> _Provided material_:
━━━━━━━━━━━━━━━━

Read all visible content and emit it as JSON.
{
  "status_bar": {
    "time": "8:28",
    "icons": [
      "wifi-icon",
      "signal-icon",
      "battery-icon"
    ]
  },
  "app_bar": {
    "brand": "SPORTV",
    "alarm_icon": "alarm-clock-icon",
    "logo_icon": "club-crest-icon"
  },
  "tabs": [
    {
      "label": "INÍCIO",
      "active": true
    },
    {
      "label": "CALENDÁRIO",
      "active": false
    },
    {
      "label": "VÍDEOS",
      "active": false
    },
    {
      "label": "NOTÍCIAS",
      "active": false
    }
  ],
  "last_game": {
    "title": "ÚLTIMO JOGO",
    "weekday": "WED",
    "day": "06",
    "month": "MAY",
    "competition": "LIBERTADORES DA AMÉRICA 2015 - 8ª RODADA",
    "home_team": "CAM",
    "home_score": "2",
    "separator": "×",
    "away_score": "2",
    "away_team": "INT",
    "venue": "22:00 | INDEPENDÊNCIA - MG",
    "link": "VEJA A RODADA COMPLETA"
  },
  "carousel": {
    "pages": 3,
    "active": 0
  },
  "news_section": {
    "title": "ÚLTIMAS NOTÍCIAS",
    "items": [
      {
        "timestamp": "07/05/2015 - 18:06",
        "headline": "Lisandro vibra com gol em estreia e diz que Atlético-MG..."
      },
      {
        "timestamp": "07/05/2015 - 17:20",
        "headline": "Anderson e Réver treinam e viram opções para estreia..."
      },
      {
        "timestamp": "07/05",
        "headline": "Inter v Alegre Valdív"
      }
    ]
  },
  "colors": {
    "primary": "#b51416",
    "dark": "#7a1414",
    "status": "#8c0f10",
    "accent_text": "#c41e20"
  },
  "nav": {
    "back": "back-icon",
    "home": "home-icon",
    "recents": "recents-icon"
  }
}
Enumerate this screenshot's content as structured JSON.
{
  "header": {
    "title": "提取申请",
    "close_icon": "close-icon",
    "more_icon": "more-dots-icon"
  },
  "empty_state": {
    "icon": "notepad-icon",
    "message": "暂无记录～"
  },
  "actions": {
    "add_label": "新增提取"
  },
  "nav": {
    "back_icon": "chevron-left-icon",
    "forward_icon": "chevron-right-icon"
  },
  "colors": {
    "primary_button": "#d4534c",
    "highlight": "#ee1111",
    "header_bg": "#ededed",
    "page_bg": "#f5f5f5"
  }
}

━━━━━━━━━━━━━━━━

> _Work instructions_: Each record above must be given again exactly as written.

> _Solution to the problem_:
Read all visible content and emit it as JSON.
{
  "status_bar": {
    "time": "8:28",
    "icons": [
      "wifi-icon",
      "signal-icon",
      "battery-icon"
    ]
  },
  "app_bar": {
    "brand": "SPORTV",
    "alarm_icon": "alarm-clock-icon",
    "logo_icon": "club-crest-icon"
  },
  "tabs": [
    {
      "label": "INÍCIO",
      "active": true
    },
    {
      "label": "CALENDÁRIO",
      "active": false
    },
    {
      "label": "VÍDEOS",
      "active": false
    },
    {
      "label": "NOTÍCIAS",
      "active": false
    }
  ],
  "last_game": {
    "title": "ÚLTIMO JOGO",
    "weekday": "WED",
    "day": "06",
    "month": "MAY",
    "competition": "LIBERTADORES DA AMÉRICA 2015 - 8ª RODADA",
    "home_team": "CAM",
    "home_score": "2",
    "separator": "×",
    "away_score": "2",
    "away_team": "INT",
    "venue": "22:00 | INDEPENDÊNCIA - MG",
    "link": "VEJA A RODADA COMPLETA"
  },
  "carousel": {
    "pages": 3,
    "active": 0
  },
  "news_section": {
    "title": "ÚLTIMAS NOTÍCIAS",
    "items": [
      {
        "timestamp": "07/05/2015 - 18:06",
        "headline": "Lisandro vibra com gol em estreia e diz que Atlético-MG..."
      },
      {
        "timestamp": "07/05/2015 - 17:20",
        "headline": "Anderson e Réver treinam e viram opções para estreia..."
      },
      {
        "timestamp": "07/05",
        "headline": "Inter v Alegre Valdív"
      }
    ]
  },
  "colors": {
    "primary": "#b51416",
    "dark": "#7a1414",
    "status": "#8c0f10",
    "accent_text": "#c41e20"
  },
  "nav": {
    "back": "back-icon",
    "home": "home-icon",
    "recents": "recents-icon"
  }
}
Enumerate this screenshot's content as structured JSON.
{
  "header": {
    "title": "提取申请",
    "close_icon": "close-icon",
    "more_icon": "more-dots-icon"
  },
  "empty_state": {
    "icon": "notepad-icon",
    "message": "暂无记录～"
  },
  "actions": {
    "add_label": "新增提取"
  },
  "nav": {
    "back_icon": "chevron-left-icon",
    "forward_icon": "chevron-right-icon"
  },
  "colors": {
    "primary_button": "#d4534c",
    "highlight": "#ee1111",
    "header_bg": "#ededed",
    "page_bg": "#f5f5f5"
  }
}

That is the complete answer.